When poorly managed, M&As can have a very adverse effect on employees. Consulting with HR leaders in the C-suite can help executives navigate mergers and acquisitions more successfully.

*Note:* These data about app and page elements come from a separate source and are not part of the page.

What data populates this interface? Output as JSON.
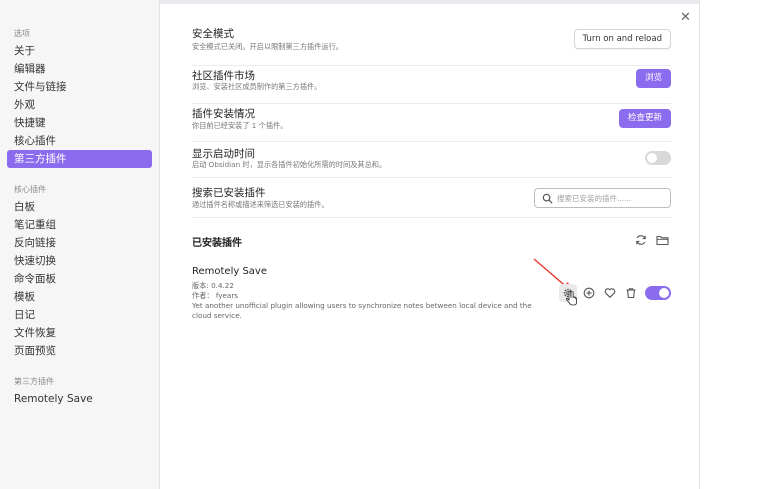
{
  "sidebar": {
    "options_heading": "选项",
    "options_items": [
      "关于",
      "编辑器",
      "文件与链接",
      "外观",
      "快捷键",
      "核心插件",
      "第三方插件"
    ],
    "core_heading": "核心插件",
    "core_items": [
      "白板",
      "笔记重组",
      "反向链接",
      "快速切换",
      "命令面板",
      "模板",
      "日记",
      "文件恢复",
      "页面预览"
    ],
    "third_heading": "第三方插件",
    "third_items": [
      "Remotely Save"
    ]
  },
  "settings": {
    "safe_mode": {
      "name": "安全模式",
      "desc": "安全模式已关闭。开启以限制第三方插件运行。",
      "button": "Turn on and reload"
    },
    "market": {
      "name": "社区插件市场",
      "desc": "浏览、安装社区成员制作的第三方插件。",
      "button": "浏览"
    },
    "installed": {
      "name": "插件安装情况",
      "desc": "你目前已经安装了 1 个插件。",
      "button": "检查更新"
    },
    "startup": {
      "name": "显示启动时间",
      "desc": "启动 Obsidian 时，显示各插件初始化所需的时间及其总和。",
      "enabled": false
    },
    "search": {
      "name": "搜索已安装插件",
      "desc": "通过插件名称或描述来筛选已安装的插件。",
      "placeholder": "搜索已安装的插件......"
    }
  },
  "installed_section": {
    "title": "已安装插件"
  },
  "plugin": {
    "name": "Remotely Save",
    "version": "版本: 0.4.22",
    "author": "作者： fyears",
    "description": "Yet another unofficial plugin allowing users to synchronize notes between local device and the cloud service.",
    "enabled": true
  },
  "colors": {
    "accent": "#8b6cef",
    "annotation_arrow": "#e8382f"
  }
}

However, that requires a change from the way the M&A process is usually handled.
When M&As are typically shrouded in secrecy, by contrast, when executives bring HR leaders into the loop earlier in the M&A negotiations, HR can start planning the best way to merge the two organisations’ cultures to support retention and an easier transition when the deal is signed.
One of the most potent ways that HR can add value is to enable smooth and seamless acclimatisation of new employees through team building activities and meetings that initiate the creation of a new culture that better serves both groups.
HR also sets up an onboarding process that gives acquired employees the information they need when they’re likely to feel worried or unsure about their roles.
Again, making an excellent first impression – one that’s informative and welcoming – can reduce the risk of losing acquired employees after the deal closes.
Another area in which HR adds value is in providing due-diligence insights about the target company:
- Potential liabilities: does the target company have shareholder concerns and negative publicity?
- Employee learning and development records: Has the company invested in training its talent and developing their skill sets?
- Existing policies and procedures: How did the target company do things? Will there be a big learning curve for those employees’ post-acquisition?
In a nutshell, an experienced HR team can support the c-suite with information to help them better value an M&A deal, limit risk exposure and negotiate favourable terms.
Therefore, it is evident that having HR leaders in the C-suite for critical discussions can provide essential insights, guidance, and support as a company grows and changes.